WHAT NEEDS TO BE DONE:
A word-for-word repetition of all the entries is required.

RECORDS TO PROCESS:
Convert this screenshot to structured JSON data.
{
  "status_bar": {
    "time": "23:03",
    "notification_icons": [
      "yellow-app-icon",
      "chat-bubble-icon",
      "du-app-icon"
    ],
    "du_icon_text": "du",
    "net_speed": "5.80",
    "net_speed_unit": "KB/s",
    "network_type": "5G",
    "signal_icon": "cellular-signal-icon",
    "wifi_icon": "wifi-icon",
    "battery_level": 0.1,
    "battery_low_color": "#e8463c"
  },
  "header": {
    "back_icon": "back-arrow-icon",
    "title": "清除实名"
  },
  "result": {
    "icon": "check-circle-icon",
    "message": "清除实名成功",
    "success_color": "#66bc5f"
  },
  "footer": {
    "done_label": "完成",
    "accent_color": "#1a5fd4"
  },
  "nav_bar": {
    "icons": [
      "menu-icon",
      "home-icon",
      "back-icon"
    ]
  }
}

ANSWER TO THIS TASK:
Convert this screenshot to structured JSON data.
{
  "status_bar": {
    "time": "23:03",
    "notification_icons": [
      "yellow-app-icon",
      "chat-bubble-icon",
      "du-app-icon"
    ],
    "du_icon_text": "du",
    "net_speed": "5.80",
    "net_speed_unit": "KB/s",
    "network_type": "5G",
    "signal_icon": "cellular-signal-icon",
    "wifi_icon": "wifi-icon",
    "battery_level": 0.1,
    "battery_low_color": "#e8463c"
  },
  "header": {
    "back_icon": "back-arrow-icon",
    "title": "清除实名"
  },
  "result": {
    "icon": "check-circle-icon",
    "message": "清除实名成功",
    "success_color": "#66bc5f"
  },
  "footer": {
    "done_label": "完成",
    "accent_color": "#1a5fd4"
  },
  "nav_bar": {
    "icons": [
      "menu-icon",
      "home-icon",
      "back-icon"
    ]
  }
}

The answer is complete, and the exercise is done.